Stored records
□ □ □ □ □ □ □

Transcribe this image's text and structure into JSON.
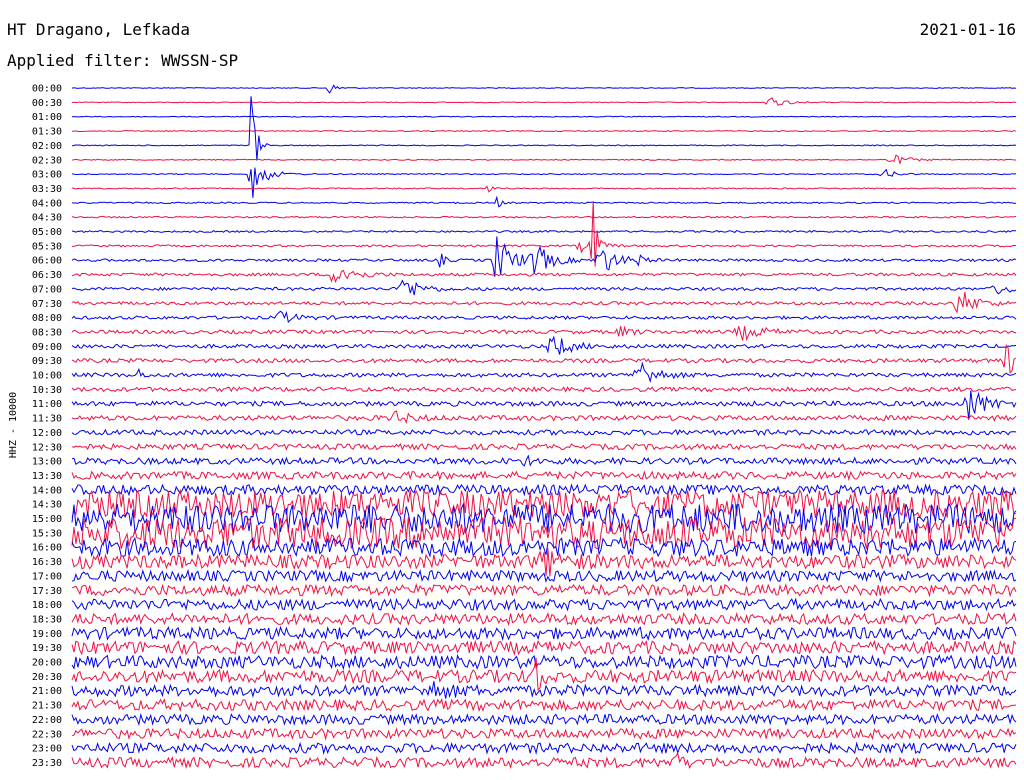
{
  "header": {
    "station": "HT Dragano, Lefkada",
    "filter": "Applied filter: WWSSN-SP",
    "date": "2021-01-16"
  },
  "colors": {
    "trace_a": "#0000ee",
    "trace_b": "#ee1144"
  },
  "chart_data": {
    "type": "line",
    "title": "HT Dragano, Lefkada",
    "subtitle": "Applied filter: WWSSN-SP",
    "date": "2021-01-16",
    "ylabel": "HHZ - 10000",
    "row_labels": [
      "00:00",
      "00:30",
      "01:00",
      "01:30",
      "02:00",
      "02:30",
      "03:00",
      "03:30",
      "04:00",
      "04:30",
      "05:00",
      "05:30",
      "06:00",
      "06:30",
      "07:00",
      "07:30",
      "08:00",
      "08:30",
      "09:00",
      "09:30",
      "10:00",
      "10:30",
      "11:00",
      "11:30",
      "12:00",
      "12:30",
      "13:00",
      "13:30",
      "14:00",
      "14:30",
      "15:00",
      "15:30",
      "16:00",
      "16:30",
      "17:00",
      "17:30",
      "18:00",
      "18:30",
      "19:00",
      "19:30",
      "20:00",
      "20:30",
      "21:00",
      "21:30",
      "22:00",
      "22:30",
      "23:00",
      "23:30"
    ],
    "row_noise": [
      0.4,
      0.4,
      0.4,
      0.5,
      0.5,
      0.5,
      0.5,
      0.6,
      0.7,
      0.8,
      0.9,
      1.0,
      1.3,
      1.5,
      1.5,
      1.6,
      1.6,
      1.8,
      1.9,
      2.0,
      2.0,
      2.2,
      2.4,
      2.5,
      2.6,
      2.8,
      3.2,
      3.8,
      5.0,
      14.0,
      15.0,
      16.0,
      9.0,
      7.0,
      5.5,
      5.5,
      5.5,
      5.5,
      6.0,
      6.5,
      6.5,
      6.5,
      5.5,
      5.5,
      5.0,
      5.0,
      5.0,
      5.0
    ],
    "events": [
      {
        "row": 0,
        "pos": 0.27,
        "amp": 8,
        "dur": 0.01
      },
      {
        "row": 1,
        "pos": 0.74,
        "amp": 5,
        "dur": 0.02
      },
      {
        "row": 4,
        "pos": 0.19,
        "amp": 90,
        "dur": 0.005
      },
      {
        "row": 5,
        "pos": 0.87,
        "amp": 5,
        "dur": 0.02
      },
      {
        "row": 6,
        "pos": 0.19,
        "amp": 28,
        "dur": 0.015
      },
      {
        "row": 6,
        "pos": 0.86,
        "amp": 5,
        "dur": 0.015
      },
      {
        "row": 7,
        "pos": 0.44,
        "amp": 5,
        "dur": 0.005
      },
      {
        "row": 8,
        "pos": 0.45,
        "amp": 7,
        "dur": 0.005
      },
      {
        "row": 11,
        "pos": 0.54,
        "amp": 6,
        "dur": 0.02
      },
      {
        "row": 11,
        "pos": 0.55,
        "amp": 130,
        "dur": 0.004
      },
      {
        "row": 12,
        "pos": 0.39,
        "amp": 10,
        "dur": 0.005
      },
      {
        "row": 12,
        "pos": 0.45,
        "amp": 26,
        "dur": 0.02
      },
      {
        "row": 12,
        "pos": 0.49,
        "amp": 16,
        "dur": 0.02
      },
      {
        "row": 12,
        "pos": 0.56,
        "amp": 16,
        "dur": 0.02
      },
      {
        "row": 12,
        "pos": 0.6,
        "amp": 8,
        "dur": 0.005
      },
      {
        "row": 13,
        "pos": 0.28,
        "amp": 15,
        "dur": 0.02
      },
      {
        "row": 14,
        "pos": 0.35,
        "amp": 14,
        "dur": 0.02
      },
      {
        "row": 14,
        "pos": 0.98,
        "amp": 5,
        "dur": 0.02
      },
      {
        "row": 15,
        "pos": 0.94,
        "amp": 15,
        "dur": 0.02
      },
      {
        "row": 16,
        "pos": 0.22,
        "amp": 6,
        "dur": 0.02
      },
      {
        "row": 17,
        "pos": 0.58,
        "amp": 5,
        "dur": 0.015
      },
      {
        "row": 17,
        "pos": 0.71,
        "amp": 7,
        "dur": 0.03
      },
      {
        "row": 18,
        "pos": 0.51,
        "amp": 12,
        "dur": 0.02
      },
      {
        "row": 19,
        "pos": 0.99,
        "amp": 16,
        "dur": 0.02
      },
      {
        "row": 20,
        "pos": 0.07,
        "amp": 6,
        "dur": 0.005
      },
      {
        "row": 20,
        "pos": 0.6,
        "amp": 16,
        "dur": 0.02
      },
      {
        "row": 22,
        "pos": 0.95,
        "amp": 18,
        "dur": 0.02
      },
      {
        "row": 23,
        "pos": 0.34,
        "amp": 6,
        "dur": 0.02
      },
      {
        "row": 26,
        "pos": 0.48,
        "amp": 10,
        "dur": 0.005
      },
      {
        "row": 33,
        "pos": 0.5,
        "amp": 12,
        "dur": 0.02
      },
      {
        "row": 41,
        "pos": 0.49,
        "amp": 40,
        "dur": 0.005
      },
      {
        "row": 42,
        "pos": 0.38,
        "amp": 8,
        "dur": 0.02
      },
      {
        "row": 47,
        "pos": 0.64,
        "amp": 14,
        "dur": 0.005
      }
    ]
  }
}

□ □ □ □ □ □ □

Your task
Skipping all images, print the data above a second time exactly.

Response to the task
Transcribe this image's text and structure into JSON.
{
  "header": {
    "station": "HT Dragano, Lefkada",
    "filter": "Applied filter: WWSSN-SP",
    "date": "2021-01-16"
  },
  "colors": {
    "trace_a": "#0000ee",
    "trace_b": "#ee1144"
  },
  "chart_data": {
    "type": "line",
    "title": "HT Dragano, Lefkada",
    "subtitle": "Applied filter: WWSSN-SP",
    "date": "2021-01-16",
    "ylabel": "HHZ - 10000",
    "row_labels": [
      "00:00",
      "00:30",
      "01:00",
      "01:30",
      "02:00",
      "02:30",
      "03:00",
      "03:30",
      "04:00",
      "04:30",
      "05:00",
      "05:30",
      "06:00",
      "06:30",
      "07:00",
      "07:30",
      "08:00",
      "08:30",
      "09:00",
      "09:30",
      "10:00",
      "10:30",
      "11:00",
      "11:30",
      "12:00",
      "12:30",
      "13:00",
      "13:30",
      "14:00",
      "14:30",
      "15:00",
      "15:30",
      "16:00",
      "16:30",
      "17:00",
      "17:30",
      "18:00",
      "18:30",
      "19:00",
      "19:30",
      "20:00",
      "20:30",
      "21:00",
      "21:30",
      "22:00",
      "22:30",
      "23:00",
      "23:30"
    ],
    "row_noise": [
      0.4,
      0.4,
      0.4,
      0.5,
      0.5,
      0.5,
      0.5,
      0.6,
      0.7,
      0.8,
      0.9,
      1.0,
      1.3,
      1.5,
      1.5,
      1.6,
      1.6,
      1.8,
      1.9,
      2.0,
      2.0,
      2.2,
      2.4,
      2.5,
      2.6,
      2.8,
      3.2,
      3.8,
      5.0,
      14.0,
      15.0,
      16.0,
      9.0,
      7.0,
      5.5,
      5.5,
      5.5,
      5.5,
      6.0,
      6.5,
      6.5,
      6.5,
      5.5,
      5.5,
      5.0,
      5.0,
      5.0,
      5.0
    ],
    "events": [
      {
        "row": 0,
        "pos": 0.27,
        "amp": 8,
        "dur": 0.01
      },
      {
        "row": 1,
        "pos": 0.74,
        "amp": 5,
        "dur": 0.02
      },
      {
        "row": 4,
        "pos": 0.19,
        "amp": 90,
        "dur": 0.005
      },
      {
        "row": 5,
        "pos": 0.87,
        "amp": 5,
        "dur": 0.02
      },
      {
        "row": 6,
        "pos": 0.19,
        "amp": 28,
        "dur": 0.015
      },
      {
        "row": 6,
        "pos": 0.86,
        "amp": 5,
        "dur": 0.015
      },
      {
        "row": 7,
        "pos": 0.44,
        "amp": 5,
        "dur": 0.005
      },
      {
        "row": 8,
        "pos": 0.45,
        "amp": 7,
        "dur": 0.005
      },
      {
        "row": 11,
        "pos": 0.54,
        "amp": 6,
        "dur": 0.02
      },
      {
        "row": 11,
        "pos": 0.55,
        "amp": 130,
        "dur": 0.004
      },
      {
        "row": 12,
        "pos": 0.39,
        "amp": 10,
        "dur": 0.005
      },
      {
        "row": 12,
        "pos": 0.45,
        "amp": 26,
        "dur": 0.02
      },
      {
        "row": 12,
        "pos": 0.49,
        "amp": 16,
        "dur": 0.02
      },
      {
        "row": 12,
        "pos": 0.56,
        "amp": 16,
        "dur": 0.02
      },
      {
        "row": 12,
        "pos": 0.6,
        "amp": 8,
        "dur": 0.005
      },
      {
        "row": 13,
        "pos": 0.28,
        "amp": 15,
        "dur": 0.02
      },
      {
        "row": 14,
        "pos": 0.35,
        "amp": 14,
        "dur": 0.02
      },
      {
        "row": 14,
        "pos": 0.98,
        "amp": 5,
        "dur": 0.02
      },
      {
        "row": 15,
        "pos": 0.94,
        "amp": 15,
        "dur": 0.02
      },
      {
        "row": 16,
        "pos": 0.22,
        "amp": 6,
        "dur": 0.02
      },
      {
        "row": 17,
        "pos": 0.58,
        "amp": 5,
        "dur": 0.015
      },
      {
        "row": 17,
        "pos": 0.71,
        "amp": 7,
        "dur": 0.03
      },
      {
        "row": 18,
        "pos": 0.51,
        "amp": 12,
        "dur": 0.02
      },
      {
        "row": 19,
        "pos": 0.99,
        "amp": 16,
        "dur": 0.02
      },
      {
        "row": 20,
        "pos": 0.07,
        "amp": 6,
        "dur": 0.005
      },
      {
        "row": 20,
        "pos": 0.6,
        "amp": 16,
        "dur": 0.02
      },
      {
        "row": 22,
        "pos": 0.95,
        "amp": 18,
        "dur": 0.02
      },
      {
        "row": 23,
        "pos": 0.34,
        "amp": 6,
        "dur": 0.02
      },
      {
        "row": 26,
        "pos": 0.48,
        "amp": 10,
        "dur": 0.005
      },
      {
        "row": 33,
        "pos": 0.5,
        "amp": 12,
        "dur": 0.02
      },
      {
        "row": 41,
        "pos": 0.49,
        "amp": 40,
        "dur": 0.005
      },
      {
        "row": 42,
        "pos": 0.38,
        "amp": 8,
        "dur": 0.02
      },
      {
        "row": 47,
        "pos": 0.64,
        "amp": 14,
        "dur": 0.005
      }
    ]
  }
}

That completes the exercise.